━━━━━ Available records

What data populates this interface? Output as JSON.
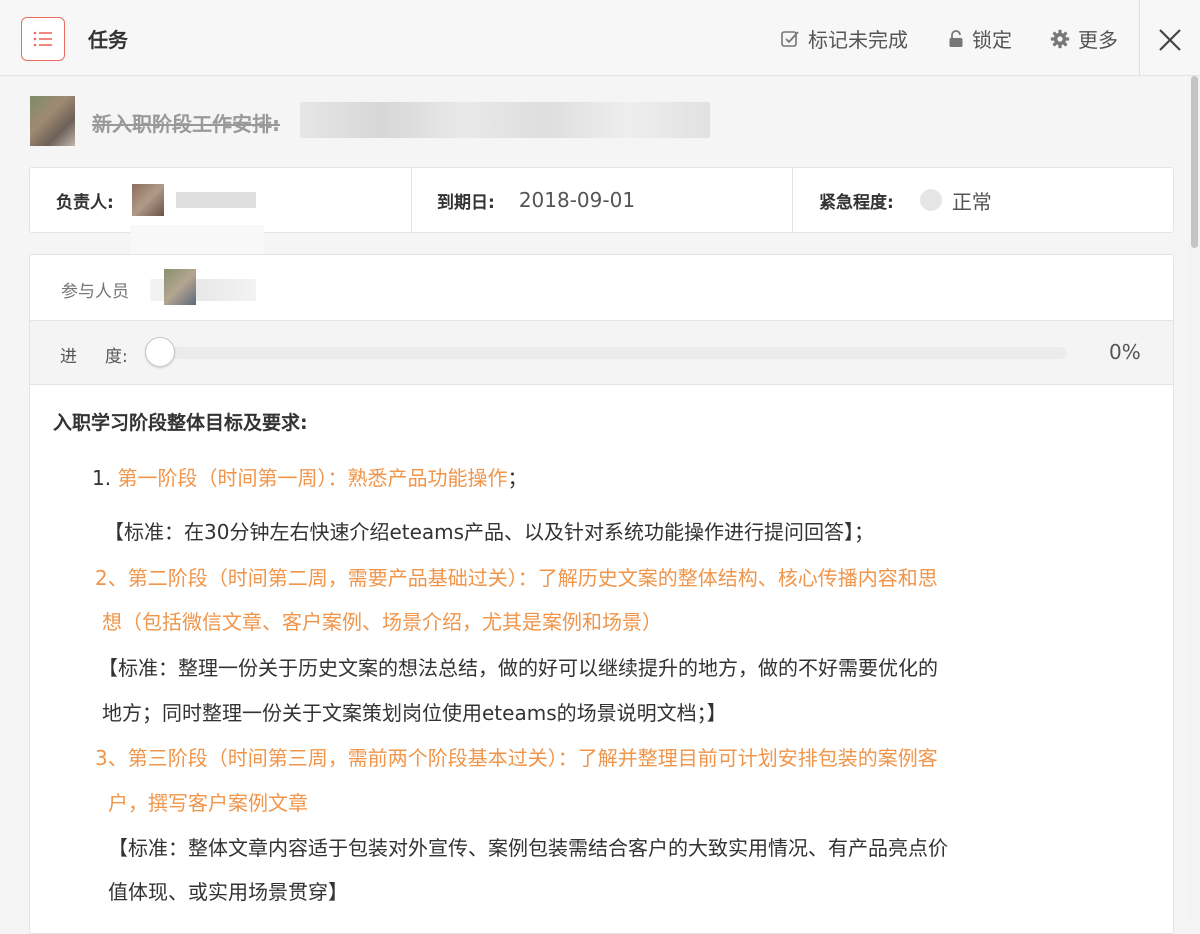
{
  "header": {
    "title": "任务",
    "mark_incomplete": "标记未完成",
    "lock": "锁定",
    "more": "更多"
  },
  "task": {
    "title": "新入职阶段工作安排:"
  },
  "info": {
    "assignee_label": "负责人:",
    "due_label": "到期日:",
    "due_value": "2018-09-01",
    "urgency_label": "紧急程度:",
    "urgency_value": "正常"
  },
  "participants": {
    "label": "参与人员"
  },
  "progress": {
    "label_a": "进",
    "label_b": "度:",
    "value": 0,
    "percent_text": "0%"
  },
  "content": {
    "heading": "入职学习阶段整体目标及要求:",
    "lines": [
      {
        "text": "1. 第一阶段（时间第一周）：熟悉产品功能操作；",
        "color": "mixed1"
      },
      {
        "text": "【标准：在30分钟左右快速介绍eteams产品、以及针对系统功能操作进行提问回答】；",
        "color": "black"
      },
      {
        "text": "2、第二阶段（时间第二周，需要产品基础过关）：了解历史文案的整体结构、核心传播内容和思",
        "color": "orange"
      },
      {
        "text": "想（包括微信文章、客户案例、场景介绍，尤其是案例和场景）",
        "color": "orange"
      },
      {
        "text": "【标准：整理一份关于历史文案的想法总结，做的好可以继续提升的地方，做的不好需要优化的",
        "color": "black"
      },
      {
        "text": "地方；同时整理一份关于文案策划岗位使用eteams的场景说明文档；】",
        "color": "black"
      },
      {
        "text": "3、第三阶段（时间第三周，需前两个阶段基本过关）：了解并整理目前可计划安排包装的案例客",
        "color": "orange"
      },
      {
        "text": "户，撰写客户案例文章",
        "color": "orange"
      },
      {
        "text": "【标准：整体文章内容适于包装对外宣传、案例包装需结合客户的大致实用情况、有产品亮点价",
        "color": "black"
      },
      {
        "text": "值体现、或实用场景贯穿】",
        "color": "black"
      }
    ],
    "line1_prefix": "1.",
    "line1_body": "第一阶段（时间第一周）：熟悉产品功能操作",
    "line1_suffix": "；"
  },
  "colors": {
    "accent_red": "#ef6b5d",
    "orange_text": "#f0954a"
  },
  "icons": [
    "list-icon",
    "checkbox-icon",
    "lock-icon",
    "gear-icon",
    "close-icon"
  ]
}
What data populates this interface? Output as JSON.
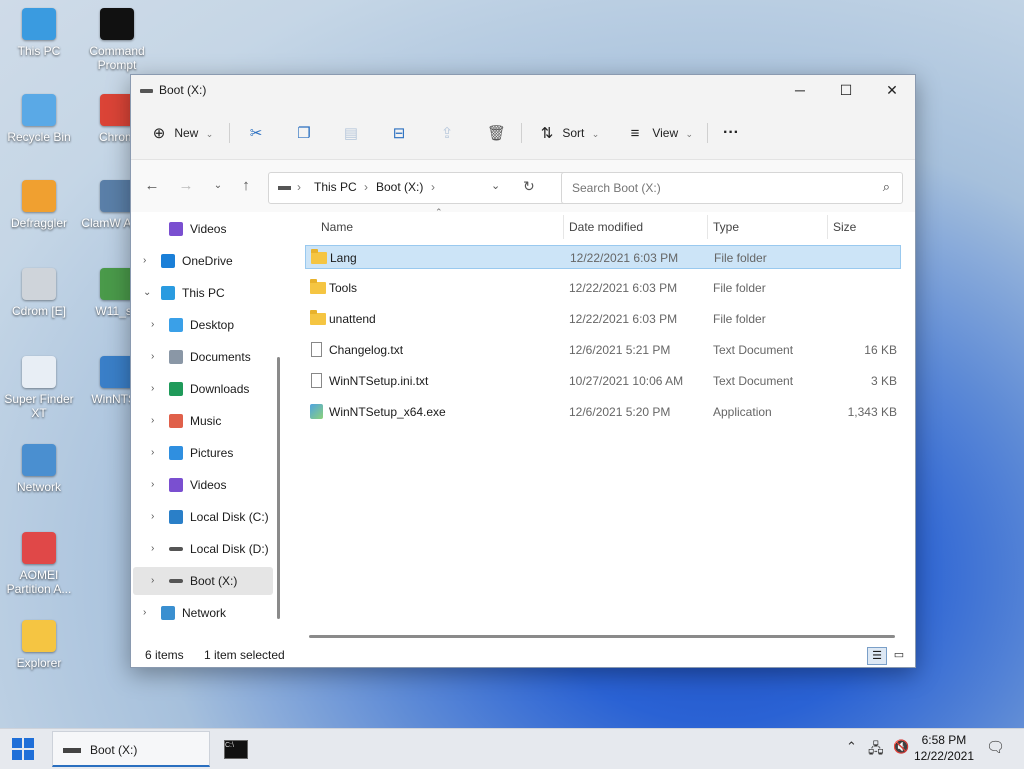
{
  "desktop_icons": [
    {
      "label": "This PC",
      "icon": "monitor-icon",
      "color": "#3a9be0"
    },
    {
      "label": "Command Prompt",
      "icon": "terminal-icon",
      "color": "#111111"
    },
    {
      "label": "Recycle Bin",
      "icon": "recycle-bin-icon",
      "color": "#5aa9e6"
    },
    {
      "label": "Chrom",
      "icon": "chrome-icon",
      "color": "#db4437"
    },
    {
      "label": "Defraggler",
      "icon": "defraggler-icon",
      "color": "#f0a030"
    },
    {
      "label": "ClamW Antivi",
      "icon": "clamwin-icon",
      "color": "#5a7fa8"
    },
    {
      "label": "Cdrom [E]",
      "icon": "cdrom-icon",
      "color": "#cfd4da"
    },
    {
      "label": "W11_se",
      "icon": "setup-icon",
      "color": "#4a9a4a"
    },
    {
      "label": "Super Finder XT",
      "icon": "magnifier-doc-icon",
      "color": "#e8eef5"
    },
    {
      "label": "WinNTSe",
      "icon": "winntsetup-icon",
      "color": "#3a7fc8"
    },
    {
      "label": "Network",
      "icon": "network-icon",
      "color": "#4a8fd0"
    },
    {
      "label": "AOMEI Partition A...",
      "icon": "aomei-icon",
      "color": "#e04848"
    },
    {
      "label": "Explorer",
      "icon": "folder-icon",
      "color": "#f5c542"
    }
  ],
  "window": {
    "title": "Boot (X:)",
    "minimize": "─",
    "maximize": "☐",
    "close": "✕"
  },
  "command_bar": {
    "new_label": "New",
    "sort_label": "Sort",
    "view_label": "View",
    "more": "···"
  },
  "address": {
    "crumbs": [
      "This PC",
      "Boot (X:)"
    ],
    "search_placeholder": "Search Boot (X:)"
  },
  "nav_pane": [
    {
      "label": "Videos",
      "icon": "videos-icon",
      "color": "#7a4fd0",
      "level": 1,
      "chevron": ""
    },
    {
      "label": "OneDrive",
      "icon": "onedrive-icon",
      "color": "#1a7fd8",
      "level": 0,
      "chevron": "›"
    },
    {
      "label": "This PC",
      "icon": "this-pc-icon",
      "color": "#2a9be0",
      "level": 0,
      "chevron": "⌄"
    },
    {
      "label": "Desktop",
      "icon": "desktop-icon",
      "color": "#3aa0e8",
      "level": 1,
      "chevron": "›"
    },
    {
      "label": "Documents",
      "icon": "documents-icon",
      "color": "#8a97a6",
      "level": 1,
      "chevron": "›"
    },
    {
      "label": "Downloads",
      "icon": "downloads-icon",
      "color": "#1f9a5a",
      "level": 1,
      "chevron": "›"
    },
    {
      "label": "Music",
      "icon": "music-icon",
      "color": "#e0604a",
      "level": 1,
      "chevron": "›"
    },
    {
      "label": "Pictures",
      "icon": "pictures-icon",
      "color": "#2f8fe0",
      "level": 1,
      "chevron": "›"
    },
    {
      "label": "Videos",
      "icon": "videos-icon",
      "color": "#7a4fd0",
      "level": 1,
      "chevron": "›"
    },
    {
      "label": "Local Disk (C:)",
      "icon": "windows-drive-icon",
      "color": "#2a7fc8",
      "level": 1,
      "chevron": "›"
    },
    {
      "label": "Local Disk (D:)",
      "icon": "drive-icon",
      "color": "#555555",
      "level": 1,
      "chevron": "›"
    },
    {
      "label": "Boot (X:)",
      "icon": "drive-icon",
      "color": "#555555",
      "level": 1,
      "chevron": "›",
      "selected": true
    },
    {
      "label": "Network",
      "icon": "network-icon",
      "color": "#3a8fd0",
      "level": 0,
      "chevron": "›"
    }
  ],
  "columns": {
    "name": "Name",
    "date": "Date modified",
    "type": "Type",
    "size": "Size"
  },
  "files": [
    {
      "name": "Lang",
      "date": "12/22/2021 6:03 PM",
      "type": "File folder",
      "size": "",
      "kind": "folder",
      "selected": true
    },
    {
      "name": "Tools",
      "date": "12/22/2021 6:03 PM",
      "type": "File folder",
      "size": "",
      "kind": "folder"
    },
    {
      "name": "unattend",
      "date": "12/22/2021 6:03 PM",
      "type": "File folder",
      "size": "",
      "kind": "folder"
    },
    {
      "name": "Changelog.txt",
      "date": "12/6/2021 5:21 PM",
      "type": "Text Document",
      "size": "16 KB",
      "kind": "doc"
    },
    {
      "name": "WinNTSetup.ini.txt",
      "date": "10/27/2021 10:06 AM",
      "type": "Text Document",
      "size": "3 KB",
      "kind": "doc"
    },
    {
      "name": "WinNTSetup_x64.exe",
      "date": "12/6/2021 5:20 PM",
      "type": "Application",
      "size": "1,343 KB",
      "kind": "exe"
    }
  ],
  "status": {
    "items": "6 items",
    "selected": "1 item selected"
  },
  "taskbar": {
    "active_label": "Boot (X:)",
    "time": "6:58 PM",
    "date": "12/22/2021"
  }
}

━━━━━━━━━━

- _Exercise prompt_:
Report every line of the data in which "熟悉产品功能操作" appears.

- _The completed task_:
        "text": "1. 第一阶段（时间第一周）：熟悉产品功能操作；",
    "line1_body": "第一阶段（时间第一周）：熟悉产品功能操作",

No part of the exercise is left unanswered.